A high-stakes meeting, which could help determine the future of Baltimore’s in-house corruption watchdog, was announced today by City Solicitor Jim Shea.
The July 13 organizational meeting will begin the process of reviewing, and potentially revising, the Office of the Inspector General and assess the performance of its chief, Isabel Mercedes Cumming, who has come under attack from allies of State’s Attorney Marilyn Mosby.
Cumming said she welcomes the review, required under a 2018 charter amendment when authority for her office shifted from the mayor to an oversight committee consisting of appointees of the city’s three top elected officials.
The advisory committee never formally met during the Pugh administration, and the Covid pandemic scuttled potential meetings in 2020, according to city officials.
The absence of an annual review of the OIG – tasked with investigating complaints of waste, fraud and corruption – became a political football after Cumming issued a critical report on the out-of-state travel, gifts and side businesses of Mosby.
A group of activists, led by the president of the local NAACP, demanded that the oversight board meet and review Cumming’s performance.
The group expressed grave concerns that the OIG was unfairly targeting Black elected officials and some Black-owned vendors. Several members called on Cumming to resign or be forced out. (Her current six-year term ends in late 2023.)
Cumming rejected the complaints, saying most of her investigations have involved non-Black officials and contractors, whose discipline was meted out by the administration, not her office.
A private meeting between Kobi Little, president of the local NAACP, Cumming and others did not resolve his concerns, Little announced to the media.
Since then, two members of the City Council – Eric Costello and Sharon Green Middleton – have questioned the OIG’s operations.
At a June 3 budget hearing, Costello chided Cumming for not limiting her opening remarks to a designated eight minutes and questioned her hefty pay raise in 2020.
Cumming said the raise was the result of being out of alignment with her peers in city government. She told the Council that her office had identified $7.1 million in waste during the first 11 months of fiscal 2021.
Costello and Middleton were appointed to the oversight board by City Council President Nick Mosby, who passed over the sponsor of the charter amendment, Councilman Ryan Dorsey.
Mosby is married to State’s Attorney Marilyn Mosby. He has declared in a fundraising letter that his wife is blameless and the victim of a smear campaign.
Under the charter amendment, Mosby gets to pick two members of the oversight board. Mayor Brandon Scott and Comptroller Bill Henry each select one member.
The deans of the University of Maryland and University of Baltimore law schools are jointly appointed by the mayor and Council president.
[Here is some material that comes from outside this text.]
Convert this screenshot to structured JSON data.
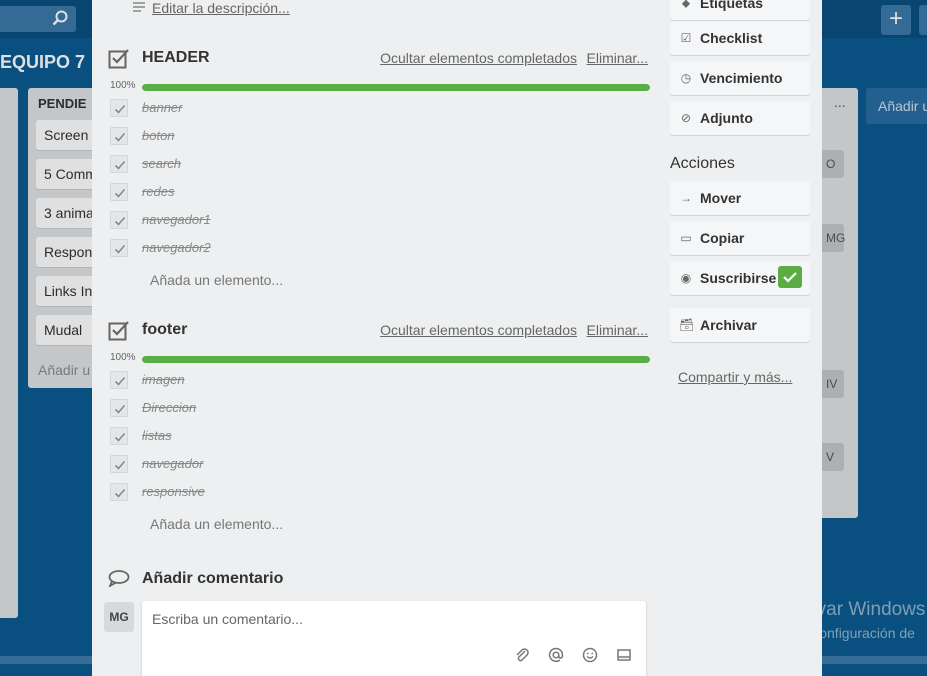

Here are the seven members:
• Jim Shea, city solicitor and board chair.
• Michael Huber, Scott’s chief of staff (mayor’s designee).
• Sharon Middleton, Council vice president (Council president’s designee).
• Eric T. Costello, 11th District councilman (Council president’s designee).
• Erika McClammy, deputy comptroller (comptroller’s designee).
• Donald B. Tobin, dean of UM Francis King Carey School of Law.
• Ronald Weich, dean of University of Baltimore School of Law.
The board’s organizational meeting will be held virtually on July 13 at 11 a.m. It will be open to public viewing, the mayor’s office said today.